- [TASK DESCRIPTION] Some lines in the entries contain the word "data". Copy all of them.

Saved entries:
• • • •
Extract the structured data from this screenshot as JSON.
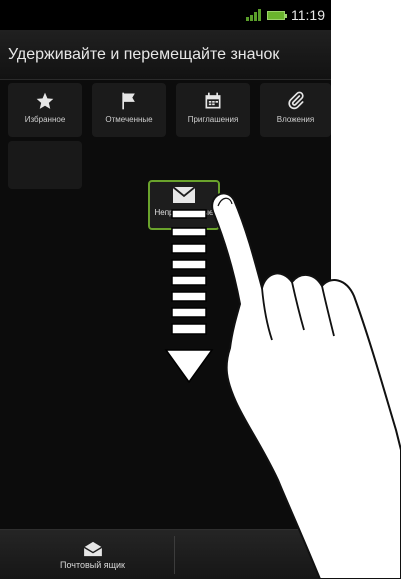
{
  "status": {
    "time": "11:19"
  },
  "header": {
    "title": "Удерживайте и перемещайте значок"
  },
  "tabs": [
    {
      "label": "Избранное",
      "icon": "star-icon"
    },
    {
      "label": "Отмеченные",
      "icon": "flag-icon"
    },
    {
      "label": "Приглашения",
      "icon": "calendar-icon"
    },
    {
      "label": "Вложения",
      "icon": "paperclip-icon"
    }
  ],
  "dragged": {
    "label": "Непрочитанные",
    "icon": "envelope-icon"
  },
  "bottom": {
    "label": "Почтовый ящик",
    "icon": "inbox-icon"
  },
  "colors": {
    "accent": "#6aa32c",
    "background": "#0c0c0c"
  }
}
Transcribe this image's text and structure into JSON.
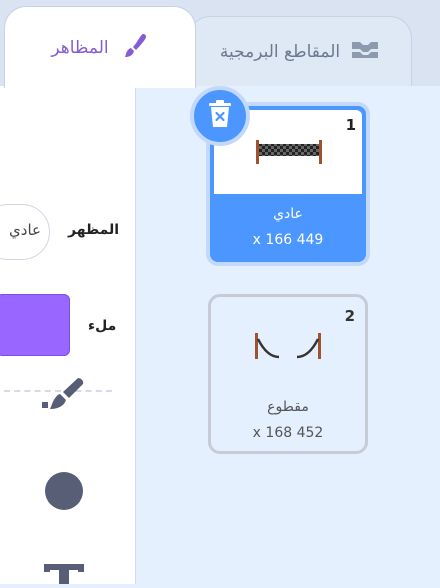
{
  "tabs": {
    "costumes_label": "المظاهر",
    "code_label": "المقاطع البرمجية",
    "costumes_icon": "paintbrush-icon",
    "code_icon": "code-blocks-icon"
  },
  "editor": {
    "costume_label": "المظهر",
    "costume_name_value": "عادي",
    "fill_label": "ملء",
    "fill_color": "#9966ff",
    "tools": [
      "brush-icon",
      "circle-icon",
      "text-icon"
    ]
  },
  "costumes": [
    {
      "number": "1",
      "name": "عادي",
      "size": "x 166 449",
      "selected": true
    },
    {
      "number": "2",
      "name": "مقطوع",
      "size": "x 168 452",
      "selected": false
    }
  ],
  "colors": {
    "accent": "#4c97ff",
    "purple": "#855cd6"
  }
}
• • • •
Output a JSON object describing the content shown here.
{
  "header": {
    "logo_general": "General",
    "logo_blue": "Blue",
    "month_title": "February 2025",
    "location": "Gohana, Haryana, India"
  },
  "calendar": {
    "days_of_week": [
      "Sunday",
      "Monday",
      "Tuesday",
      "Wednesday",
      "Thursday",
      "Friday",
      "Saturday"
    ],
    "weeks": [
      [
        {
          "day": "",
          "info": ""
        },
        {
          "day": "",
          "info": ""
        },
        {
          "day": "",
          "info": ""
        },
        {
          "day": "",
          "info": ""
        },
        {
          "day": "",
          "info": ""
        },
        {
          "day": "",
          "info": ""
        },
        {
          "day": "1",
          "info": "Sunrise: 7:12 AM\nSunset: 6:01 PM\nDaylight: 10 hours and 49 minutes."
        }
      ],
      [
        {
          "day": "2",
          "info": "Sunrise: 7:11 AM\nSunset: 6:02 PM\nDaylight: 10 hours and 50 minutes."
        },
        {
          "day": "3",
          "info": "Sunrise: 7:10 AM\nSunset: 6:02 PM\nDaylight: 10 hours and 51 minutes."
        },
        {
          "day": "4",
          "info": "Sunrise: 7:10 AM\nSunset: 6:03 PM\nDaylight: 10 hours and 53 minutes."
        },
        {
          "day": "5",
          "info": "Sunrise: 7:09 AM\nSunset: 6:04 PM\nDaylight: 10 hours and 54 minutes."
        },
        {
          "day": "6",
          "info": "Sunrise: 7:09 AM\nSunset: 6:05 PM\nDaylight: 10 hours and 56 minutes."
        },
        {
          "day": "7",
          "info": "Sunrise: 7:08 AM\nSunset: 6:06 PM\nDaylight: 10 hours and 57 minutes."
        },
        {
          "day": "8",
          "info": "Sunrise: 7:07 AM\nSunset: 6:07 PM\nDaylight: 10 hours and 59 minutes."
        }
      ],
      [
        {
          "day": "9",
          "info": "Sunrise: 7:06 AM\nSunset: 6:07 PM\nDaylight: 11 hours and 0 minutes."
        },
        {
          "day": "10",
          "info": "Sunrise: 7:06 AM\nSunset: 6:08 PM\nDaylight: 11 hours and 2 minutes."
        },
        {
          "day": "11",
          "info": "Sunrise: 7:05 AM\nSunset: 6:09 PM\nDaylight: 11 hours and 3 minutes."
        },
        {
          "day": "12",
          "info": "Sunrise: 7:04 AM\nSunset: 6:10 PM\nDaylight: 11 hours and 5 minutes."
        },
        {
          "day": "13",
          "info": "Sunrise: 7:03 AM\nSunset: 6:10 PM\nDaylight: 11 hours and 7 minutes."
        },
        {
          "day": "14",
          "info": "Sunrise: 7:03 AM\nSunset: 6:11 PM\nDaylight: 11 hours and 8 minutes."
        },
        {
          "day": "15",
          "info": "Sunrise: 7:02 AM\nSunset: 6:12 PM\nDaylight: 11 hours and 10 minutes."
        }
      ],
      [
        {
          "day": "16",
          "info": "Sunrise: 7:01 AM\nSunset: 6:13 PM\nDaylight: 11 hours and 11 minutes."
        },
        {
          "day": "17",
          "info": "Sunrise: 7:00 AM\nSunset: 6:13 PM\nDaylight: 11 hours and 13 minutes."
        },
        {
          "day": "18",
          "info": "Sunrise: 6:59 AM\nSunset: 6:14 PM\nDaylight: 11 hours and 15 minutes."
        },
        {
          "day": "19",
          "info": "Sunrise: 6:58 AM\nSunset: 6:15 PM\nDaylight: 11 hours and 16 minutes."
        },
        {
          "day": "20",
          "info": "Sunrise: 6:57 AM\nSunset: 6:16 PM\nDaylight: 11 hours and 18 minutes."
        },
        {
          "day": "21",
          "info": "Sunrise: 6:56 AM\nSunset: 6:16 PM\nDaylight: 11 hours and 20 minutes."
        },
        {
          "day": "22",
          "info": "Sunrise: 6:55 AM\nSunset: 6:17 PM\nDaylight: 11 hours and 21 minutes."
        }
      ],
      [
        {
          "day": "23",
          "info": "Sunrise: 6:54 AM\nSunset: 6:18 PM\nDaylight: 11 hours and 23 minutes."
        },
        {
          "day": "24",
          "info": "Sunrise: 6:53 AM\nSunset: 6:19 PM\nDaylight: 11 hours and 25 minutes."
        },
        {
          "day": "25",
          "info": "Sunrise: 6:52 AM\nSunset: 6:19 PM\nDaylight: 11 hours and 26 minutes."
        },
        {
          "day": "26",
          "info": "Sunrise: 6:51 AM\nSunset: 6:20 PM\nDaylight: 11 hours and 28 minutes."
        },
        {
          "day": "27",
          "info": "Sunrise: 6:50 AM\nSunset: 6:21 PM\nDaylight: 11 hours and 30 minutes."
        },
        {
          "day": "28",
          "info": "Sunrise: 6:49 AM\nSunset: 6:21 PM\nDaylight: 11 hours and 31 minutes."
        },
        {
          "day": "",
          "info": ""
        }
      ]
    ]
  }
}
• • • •
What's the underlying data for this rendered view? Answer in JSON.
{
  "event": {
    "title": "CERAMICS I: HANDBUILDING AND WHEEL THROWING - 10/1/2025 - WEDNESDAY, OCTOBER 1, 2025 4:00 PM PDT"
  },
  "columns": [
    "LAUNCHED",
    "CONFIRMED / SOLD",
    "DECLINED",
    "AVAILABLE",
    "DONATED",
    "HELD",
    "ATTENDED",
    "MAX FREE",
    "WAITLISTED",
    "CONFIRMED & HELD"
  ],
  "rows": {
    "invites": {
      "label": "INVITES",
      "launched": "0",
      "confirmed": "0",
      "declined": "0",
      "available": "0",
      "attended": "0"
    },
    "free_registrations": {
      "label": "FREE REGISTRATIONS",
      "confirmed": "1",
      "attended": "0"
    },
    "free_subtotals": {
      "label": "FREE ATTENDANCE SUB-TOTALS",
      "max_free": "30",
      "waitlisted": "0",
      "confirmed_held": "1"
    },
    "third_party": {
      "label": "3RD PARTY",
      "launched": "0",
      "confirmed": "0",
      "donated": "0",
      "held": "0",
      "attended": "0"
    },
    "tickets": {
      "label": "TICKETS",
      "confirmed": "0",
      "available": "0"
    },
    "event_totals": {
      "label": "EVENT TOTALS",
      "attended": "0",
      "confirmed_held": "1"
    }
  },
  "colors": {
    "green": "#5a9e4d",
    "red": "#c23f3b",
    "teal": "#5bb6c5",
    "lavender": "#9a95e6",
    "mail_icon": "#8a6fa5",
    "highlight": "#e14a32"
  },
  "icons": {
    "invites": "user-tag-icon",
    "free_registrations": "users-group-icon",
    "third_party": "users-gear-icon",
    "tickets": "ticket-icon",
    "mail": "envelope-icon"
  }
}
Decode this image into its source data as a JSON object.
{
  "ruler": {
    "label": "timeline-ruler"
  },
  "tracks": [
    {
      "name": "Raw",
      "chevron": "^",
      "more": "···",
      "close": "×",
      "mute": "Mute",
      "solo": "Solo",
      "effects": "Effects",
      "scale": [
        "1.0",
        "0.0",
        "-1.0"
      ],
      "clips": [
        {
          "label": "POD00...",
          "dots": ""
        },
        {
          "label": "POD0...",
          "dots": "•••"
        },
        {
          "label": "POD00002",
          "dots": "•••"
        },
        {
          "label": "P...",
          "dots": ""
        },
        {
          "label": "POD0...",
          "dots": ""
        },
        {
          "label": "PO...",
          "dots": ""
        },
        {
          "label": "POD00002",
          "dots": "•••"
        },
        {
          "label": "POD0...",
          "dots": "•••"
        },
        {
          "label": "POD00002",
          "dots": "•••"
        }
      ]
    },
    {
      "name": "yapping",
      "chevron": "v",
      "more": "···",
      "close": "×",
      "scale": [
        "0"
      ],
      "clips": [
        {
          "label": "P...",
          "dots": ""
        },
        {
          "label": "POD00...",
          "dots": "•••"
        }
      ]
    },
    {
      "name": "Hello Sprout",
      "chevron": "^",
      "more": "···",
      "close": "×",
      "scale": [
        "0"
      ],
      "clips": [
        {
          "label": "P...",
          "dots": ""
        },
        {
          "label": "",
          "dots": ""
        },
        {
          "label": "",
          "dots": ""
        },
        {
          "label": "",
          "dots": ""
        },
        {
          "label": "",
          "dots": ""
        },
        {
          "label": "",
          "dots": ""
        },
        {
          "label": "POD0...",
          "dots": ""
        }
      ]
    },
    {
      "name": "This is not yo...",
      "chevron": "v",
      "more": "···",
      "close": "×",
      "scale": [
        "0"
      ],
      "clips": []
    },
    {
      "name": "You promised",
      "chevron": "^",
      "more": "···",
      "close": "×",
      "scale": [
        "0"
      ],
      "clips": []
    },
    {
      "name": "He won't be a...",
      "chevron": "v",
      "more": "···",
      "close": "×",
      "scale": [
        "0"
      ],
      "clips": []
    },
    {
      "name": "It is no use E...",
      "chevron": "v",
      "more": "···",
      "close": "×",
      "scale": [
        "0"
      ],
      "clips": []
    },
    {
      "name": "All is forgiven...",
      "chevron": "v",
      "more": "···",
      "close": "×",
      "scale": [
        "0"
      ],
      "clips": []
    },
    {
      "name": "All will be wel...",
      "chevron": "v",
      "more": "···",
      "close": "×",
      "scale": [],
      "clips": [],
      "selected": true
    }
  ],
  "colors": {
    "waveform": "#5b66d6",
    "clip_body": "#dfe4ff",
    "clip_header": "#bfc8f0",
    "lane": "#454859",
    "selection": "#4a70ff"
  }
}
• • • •
- [TASK OUTPUT]
Extract the structured data from this screenshot as JSON.
What's the underlying data for this rendered view? Answer in JSON.
Decode this image into its source data as a JSON object.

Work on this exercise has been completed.